Collected data:
════════
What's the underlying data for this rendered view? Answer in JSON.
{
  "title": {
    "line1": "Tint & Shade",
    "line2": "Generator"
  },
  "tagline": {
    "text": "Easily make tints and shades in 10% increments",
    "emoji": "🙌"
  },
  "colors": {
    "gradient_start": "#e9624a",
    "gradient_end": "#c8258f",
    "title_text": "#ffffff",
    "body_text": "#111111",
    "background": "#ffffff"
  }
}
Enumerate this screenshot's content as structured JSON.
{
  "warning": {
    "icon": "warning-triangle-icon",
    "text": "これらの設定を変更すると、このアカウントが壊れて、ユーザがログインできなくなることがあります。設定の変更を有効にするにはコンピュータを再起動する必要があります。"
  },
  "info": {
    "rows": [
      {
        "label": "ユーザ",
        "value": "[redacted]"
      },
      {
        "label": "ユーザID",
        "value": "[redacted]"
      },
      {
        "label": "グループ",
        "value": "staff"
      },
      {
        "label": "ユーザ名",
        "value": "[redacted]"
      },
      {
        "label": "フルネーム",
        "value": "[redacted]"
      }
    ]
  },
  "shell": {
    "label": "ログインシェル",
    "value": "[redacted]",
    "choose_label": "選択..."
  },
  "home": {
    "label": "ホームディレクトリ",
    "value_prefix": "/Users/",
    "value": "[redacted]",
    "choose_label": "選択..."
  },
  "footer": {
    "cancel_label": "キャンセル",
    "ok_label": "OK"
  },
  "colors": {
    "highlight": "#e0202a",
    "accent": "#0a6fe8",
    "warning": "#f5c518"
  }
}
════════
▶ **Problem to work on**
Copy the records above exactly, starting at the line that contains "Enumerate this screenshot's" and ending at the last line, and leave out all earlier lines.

▶ **Final answer**
Enumerate this screenshot's content as structured JSON.
{
  "warning": {
    "icon": "warning-triangle-icon",
    "text": "これらの設定を変更すると、このアカウントが壊れて、ユーザがログインできなくなることがあります。設定の変更を有効にするにはコンピュータを再起動する必要があります。"
  },
  "info": {
    "rows": [
      {
        "label": "ユーザ",
        "value": "[redacted]"
      },
      {
        "label": "ユーザID",
        "value": "[redacted]"
      },
      {
        "label": "グループ",
        "value": "staff"
      },
      {
        "label": "ユーザ名",
        "value": "[redacted]"
      },
      {
        "label": "フルネーム",
        "value": "[redacted]"
      }
    ]
  },
  "shell": {
    "label": "ログインシェル",
    "value": "[redacted]",
    "choose_label": "選択..."
  },
  "home": {
    "label": "ホームディレクトリ",
    "value_prefix": "/Users/",
    "value": "[redacted]",
    "choose_label": "選択..."
  },
  "footer": {
    "cancel_label": "キャンセル",
    "ok_label": "OK"
  },
  "colors": {
    "highlight": "#e0202a",
    "accent": "#0a6fe8",
    "warning": "#f5c518"
  }
}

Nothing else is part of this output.